(Stored items)
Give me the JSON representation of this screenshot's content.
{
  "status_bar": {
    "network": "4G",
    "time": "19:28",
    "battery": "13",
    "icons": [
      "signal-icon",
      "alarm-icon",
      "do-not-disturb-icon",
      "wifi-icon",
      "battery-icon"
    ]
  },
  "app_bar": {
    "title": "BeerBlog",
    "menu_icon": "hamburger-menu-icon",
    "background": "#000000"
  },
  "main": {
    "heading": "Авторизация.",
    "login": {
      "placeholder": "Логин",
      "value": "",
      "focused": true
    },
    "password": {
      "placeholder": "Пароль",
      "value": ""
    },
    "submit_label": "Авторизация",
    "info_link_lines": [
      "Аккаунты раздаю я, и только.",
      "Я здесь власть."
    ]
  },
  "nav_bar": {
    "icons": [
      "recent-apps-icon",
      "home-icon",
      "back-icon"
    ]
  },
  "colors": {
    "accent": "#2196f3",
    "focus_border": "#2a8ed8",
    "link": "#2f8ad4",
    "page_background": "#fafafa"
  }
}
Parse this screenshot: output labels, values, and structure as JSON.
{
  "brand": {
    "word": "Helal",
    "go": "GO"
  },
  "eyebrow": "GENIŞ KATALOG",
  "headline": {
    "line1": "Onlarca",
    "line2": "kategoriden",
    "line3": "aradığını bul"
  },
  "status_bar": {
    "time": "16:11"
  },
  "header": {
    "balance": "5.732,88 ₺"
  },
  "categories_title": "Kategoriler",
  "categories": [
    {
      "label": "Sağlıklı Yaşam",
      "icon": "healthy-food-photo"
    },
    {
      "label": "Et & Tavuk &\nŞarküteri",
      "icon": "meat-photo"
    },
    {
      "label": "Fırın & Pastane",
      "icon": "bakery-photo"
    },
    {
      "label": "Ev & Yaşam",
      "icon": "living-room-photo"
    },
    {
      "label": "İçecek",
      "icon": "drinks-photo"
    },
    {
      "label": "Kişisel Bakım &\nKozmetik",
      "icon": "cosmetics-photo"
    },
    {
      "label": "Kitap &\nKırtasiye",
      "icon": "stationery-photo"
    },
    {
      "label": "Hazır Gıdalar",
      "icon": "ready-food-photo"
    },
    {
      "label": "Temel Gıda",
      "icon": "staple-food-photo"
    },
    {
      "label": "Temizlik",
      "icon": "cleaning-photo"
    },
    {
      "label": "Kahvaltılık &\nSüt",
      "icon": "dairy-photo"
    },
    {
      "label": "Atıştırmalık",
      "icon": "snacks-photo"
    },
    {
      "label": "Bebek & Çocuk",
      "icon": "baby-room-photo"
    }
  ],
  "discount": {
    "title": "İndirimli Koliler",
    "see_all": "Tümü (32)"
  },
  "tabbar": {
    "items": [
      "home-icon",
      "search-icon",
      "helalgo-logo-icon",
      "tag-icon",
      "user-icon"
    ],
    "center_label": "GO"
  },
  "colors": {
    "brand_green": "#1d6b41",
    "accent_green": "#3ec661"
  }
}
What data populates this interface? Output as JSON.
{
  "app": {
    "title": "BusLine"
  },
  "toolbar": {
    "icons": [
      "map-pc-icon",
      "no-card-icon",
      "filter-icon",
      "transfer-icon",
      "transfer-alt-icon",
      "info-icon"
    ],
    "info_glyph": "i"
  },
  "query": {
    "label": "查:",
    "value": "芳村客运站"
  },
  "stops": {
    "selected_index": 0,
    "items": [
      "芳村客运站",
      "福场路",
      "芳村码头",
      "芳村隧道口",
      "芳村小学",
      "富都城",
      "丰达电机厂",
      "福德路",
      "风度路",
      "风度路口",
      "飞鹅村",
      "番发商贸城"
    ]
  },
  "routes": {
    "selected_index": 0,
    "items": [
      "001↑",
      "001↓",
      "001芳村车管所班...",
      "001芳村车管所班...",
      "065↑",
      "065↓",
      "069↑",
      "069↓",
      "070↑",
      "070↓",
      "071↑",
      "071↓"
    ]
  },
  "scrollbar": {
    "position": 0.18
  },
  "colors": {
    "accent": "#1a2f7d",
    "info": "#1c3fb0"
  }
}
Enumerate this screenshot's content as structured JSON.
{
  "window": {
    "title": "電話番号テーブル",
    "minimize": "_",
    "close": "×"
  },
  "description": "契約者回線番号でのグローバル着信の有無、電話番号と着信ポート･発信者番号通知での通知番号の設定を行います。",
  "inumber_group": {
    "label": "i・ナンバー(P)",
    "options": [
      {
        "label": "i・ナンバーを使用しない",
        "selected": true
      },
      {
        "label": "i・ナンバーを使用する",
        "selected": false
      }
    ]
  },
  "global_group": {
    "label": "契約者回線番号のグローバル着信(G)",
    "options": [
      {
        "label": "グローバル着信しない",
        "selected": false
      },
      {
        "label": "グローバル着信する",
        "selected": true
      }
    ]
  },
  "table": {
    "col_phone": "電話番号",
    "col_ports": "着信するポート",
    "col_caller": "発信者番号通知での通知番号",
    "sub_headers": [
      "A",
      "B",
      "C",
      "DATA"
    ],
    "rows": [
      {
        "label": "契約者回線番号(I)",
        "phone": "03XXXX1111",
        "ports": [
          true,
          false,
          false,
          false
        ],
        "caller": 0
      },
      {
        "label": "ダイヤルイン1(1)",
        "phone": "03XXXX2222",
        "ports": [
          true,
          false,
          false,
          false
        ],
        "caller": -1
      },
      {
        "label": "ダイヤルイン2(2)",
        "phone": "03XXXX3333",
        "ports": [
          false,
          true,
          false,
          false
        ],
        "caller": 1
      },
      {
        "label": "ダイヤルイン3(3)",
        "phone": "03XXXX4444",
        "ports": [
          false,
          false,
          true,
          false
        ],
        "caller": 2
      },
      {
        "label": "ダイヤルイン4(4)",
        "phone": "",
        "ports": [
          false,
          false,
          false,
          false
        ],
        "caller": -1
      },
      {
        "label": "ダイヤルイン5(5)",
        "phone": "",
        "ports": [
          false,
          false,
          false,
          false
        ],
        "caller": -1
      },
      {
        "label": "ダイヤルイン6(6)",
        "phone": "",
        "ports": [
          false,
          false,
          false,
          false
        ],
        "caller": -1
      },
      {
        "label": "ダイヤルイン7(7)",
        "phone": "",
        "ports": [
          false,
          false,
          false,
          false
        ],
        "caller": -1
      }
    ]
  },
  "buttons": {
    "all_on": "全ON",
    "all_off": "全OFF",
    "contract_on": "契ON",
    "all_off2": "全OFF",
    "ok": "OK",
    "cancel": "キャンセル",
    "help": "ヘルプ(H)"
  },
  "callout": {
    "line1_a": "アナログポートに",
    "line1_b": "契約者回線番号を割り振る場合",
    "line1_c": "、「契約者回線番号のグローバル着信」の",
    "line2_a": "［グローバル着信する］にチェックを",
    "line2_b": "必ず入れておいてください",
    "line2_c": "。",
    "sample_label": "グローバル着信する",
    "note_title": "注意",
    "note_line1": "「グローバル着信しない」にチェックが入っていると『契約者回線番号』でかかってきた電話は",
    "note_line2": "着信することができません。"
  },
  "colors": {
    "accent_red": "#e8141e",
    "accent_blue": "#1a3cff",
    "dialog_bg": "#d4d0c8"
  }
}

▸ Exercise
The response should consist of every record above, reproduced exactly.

▸ Solution to the problem
Give me the JSON representation of this screenshot's content.
{
  "status_bar": {
    "network": "4G",
    "time": "19:28",
    "battery": "13",
    "icons": [
      "signal-icon",
      "alarm-icon",
      "do-not-disturb-icon",
      "wifi-icon",
      "battery-icon"
    ]
  },
  "app_bar": {
    "title": "BeerBlog",
    "menu_icon": "hamburger-menu-icon",
    "background": "#000000"
  },
  "main": {
    "heading": "Авторизация.",
    "login": {
      "placeholder": "Логин",
      "value": "",
      "focused": true
    },
    "password": {
      "placeholder": "Пароль",
      "value": ""
    },
    "submit_label": "Авторизация",
    "info_link_lines": [
      "Аккаунты раздаю я, и только.",
      "Я здесь власть."
    ]
  },
  "nav_bar": {
    "icons": [
      "recent-apps-icon",
      "home-icon",
      "back-icon"
    ]
  },
  "colors": {
    "accent": "#2196f3",
    "focus_border": "#2a8ed8",
    "link": "#2f8ad4",
    "page_background": "#fafafa"
  }
}
Parse this screenshot: output labels, values, and structure as JSON.
{
  "brand": {
    "word": "Helal",
    "go": "GO"
  },
  "eyebrow": "GENIŞ KATALOG",
  "headline": {
    "line1": "Onlarca",
    "line2": "kategoriden",
    "line3": "aradığını bul"
  },
  "status_bar": {
    "time": "16:11"
  },
  "header": {
    "balance": "5.732,88 ₺"
  },
  "categories_title": "Kategoriler",
  "categories": [
    {
      "label": "Sağlıklı Yaşam",
      "icon": "healthy-food-photo"
    },
    {
      "label": "Et & Tavuk &\nŞarküteri",
      "icon": "meat-photo"
    },
    {
      "label": "Fırın & Pastane",
      "icon": "bakery-photo"
    },
    {
      "label": "Ev & Yaşam",
      "icon": "living-room-photo"
    },
    {
      "label": "İçecek",
      "icon": "drinks-photo"
    },
    {
      "label": "Kişisel Bakım &\nKozmetik",
      "icon": "cosmetics-photo"
    },
    {
      "label": "Kitap &\nKırtasiye",
      "icon": "stationery-photo"
    },
    {
      "label": "Hazır Gıdalar",
      "icon": "ready-food-photo"
    },
    {
      "label": "Temel Gıda",
      "icon": "staple-food-photo"
    },
    {
      "label": "Temizlik",
      "icon": "cleaning-photo"
    },
    {
      "label": "Kahvaltılık &\nSüt",
      "icon": "dairy-photo"
    },
    {
      "label": "Atıştırmalık",
      "icon": "snacks-photo"
    },
    {
      "label": "Bebek & Çocuk",
      "icon": "baby-room-photo"
    }
  ],
  "discount": {
    "title": "İndirimli Koliler",
    "see_all": "Tümü (32)"
  },
  "tabbar": {
    "items": [
      "home-icon",
      "search-icon",
      "helalgo-logo-icon",
      "tag-icon",
      "user-icon"
    ],
    "center_label": "GO"
  },
  "colors": {
    "brand_green": "#1d6b41",
    "accent_green": "#3ec661"
  }
}
What data populates this interface? Output as JSON.
{
  "app": {
    "title": "BusLine"
  },
  "toolbar": {
    "icons": [
      "map-pc-icon",
      "no-card-icon",
      "filter-icon",
      "transfer-icon",
      "transfer-alt-icon",
      "info-icon"
    ],
    "info_glyph": "i"
  },
  "query": {
    "label": "查:",
    "value": "芳村客运站"
  },
  "stops": {
    "selected_index": 0,
    "items": [
      "芳村客运站",
      "福场路",
      "芳村码头",
      "芳村隧道口",
      "芳村小学",
      "富都城",
      "丰达电机厂",
      "福德路",
      "风度路",
      "风度路口",
      "飞鹅村",
      "番发商贸城"
    ]
  },
  "routes": {
    "selected_index": 0,
    "items": [
      "001↑",
      "001↓",
      "001芳村车管所班...",
      "001芳村车管所班...",
      "065↑",
      "065↓",
      "069↑",
      "069↓",
      "070↑",
      "070↓",
      "071↑",
      "071↓"
    ]
  },
  "scrollbar": {
    "position": 0.18
  },
  "colors": {
    "accent": "#1a2f7d",
    "info": "#1c3fb0"
  }
}
Enumerate this screenshot's content as structured JSON.
{
  "window": {
    "title": "電話番号テーブル",
    "minimize": "_",
    "close": "×"
  },
  "description": "契約者回線番号でのグローバル着信の有無、電話番号と着信ポート･発信者番号通知での通知番号の設定を行います。",
  "inumber_group": {
    "label": "i・ナンバー(P)",
    "options": [
      {
        "label": "i・ナンバーを使用しない",
        "selected": true
      },
      {
        "label": "i・ナンバーを使用する",
        "selected": false
      }
    ]
  },
  "global_group": {
    "label": "契約者回線番号のグローバル着信(G)",
    "options": [
      {
        "label": "グローバル着信しない",
        "selected": false
      },
      {
        "label": "グローバル着信する",
        "selected": true
      }
    ]
  },
  "table": {
    "col_phone": "電話番号",
    "col_ports": "着信するポート",
    "col_caller": "発信者番号通知での通知番号",
    "sub_headers": [
      "A",
      "B",
      "C",
      "DATA"
    ],
    "rows": [
      {
        "label": "契約者回線番号(I)",
        "phone": "03XXXX1111",
        "ports": [
          true,
          false,
          false,
          false
        ],
        "caller": 0
      },
      {
        "label": "ダイヤルイン1(1)",
        "phone": "03XXXX2222",
        "ports": [
          true,
          false,
          false,
          false
        ],
        "caller": -1
      },
      {
        "label": "ダイヤルイン2(2)",
        "phone": "03XXXX3333",
        "ports": [
          false,
          true,
          false,
          false
        ],
        "caller": 1
      },
      {
        "label": "ダイヤルイン3(3)",
        "phone": "03XXXX4444",
        "ports": [
          false,
          false,
          true,
          false
        ],
        "caller": 2
      },
      {
        "label": "ダイヤルイン4(4)",
        "phone": "",
        "ports": [
          false,
          false,
          false,
          false
        ],
        "caller": -1
      },
      {
        "label": "ダイヤルイン5(5)",
        "phone": "",
        "ports": [
          false,
          false,
          false,
          false
        ],
        "caller": -1
      },
      {
        "label": "ダイヤルイン6(6)",
        "phone": "",
        "ports": [
          false,
          false,
          false,
          false
        ],
        "caller": -1
      },
      {
        "label": "ダイヤルイン7(7)",
        "phone": "",
        "ports": [
          false,
          false,
          false,
          false
        ],
        "caller": -1
      }
    ]
  },
  "buttons": {
    "all_on": "全ON",
    "all_off": "全OFF",
    "contract_on": "契ON",
    "all_off2": "全OFF",
    "ok": "OK",
    "cancel": "キャンセル",
    "help": "ヘルプ(H)"
  },
  "callout": {
    "line1_a": "アナログポートに",
    "line1_b": "契約者回線番号を割り振る場合",
    "line1_c": "、「契約者回線番号のグローバル着信」の",
    "line2_a": "［グローバル着信する］にチェックを",
    "line2_b": "必ず入れておいてください",
    "line2_c": "。",
    "sample_label": "グローバル着信する",
    "note_title": "注意",
    "note_line1": "「グローバル着信しない」にチェックが入っていると『契約者回線番号』でかかってきた電話は",
    "note_line2": "着信することができません。"
  },
  "colors": {
    "accent_red": "#e8141e",
    "accent_blue": "#1a3cff",
    "dialog_bg": "#d4d0c8"
  }
}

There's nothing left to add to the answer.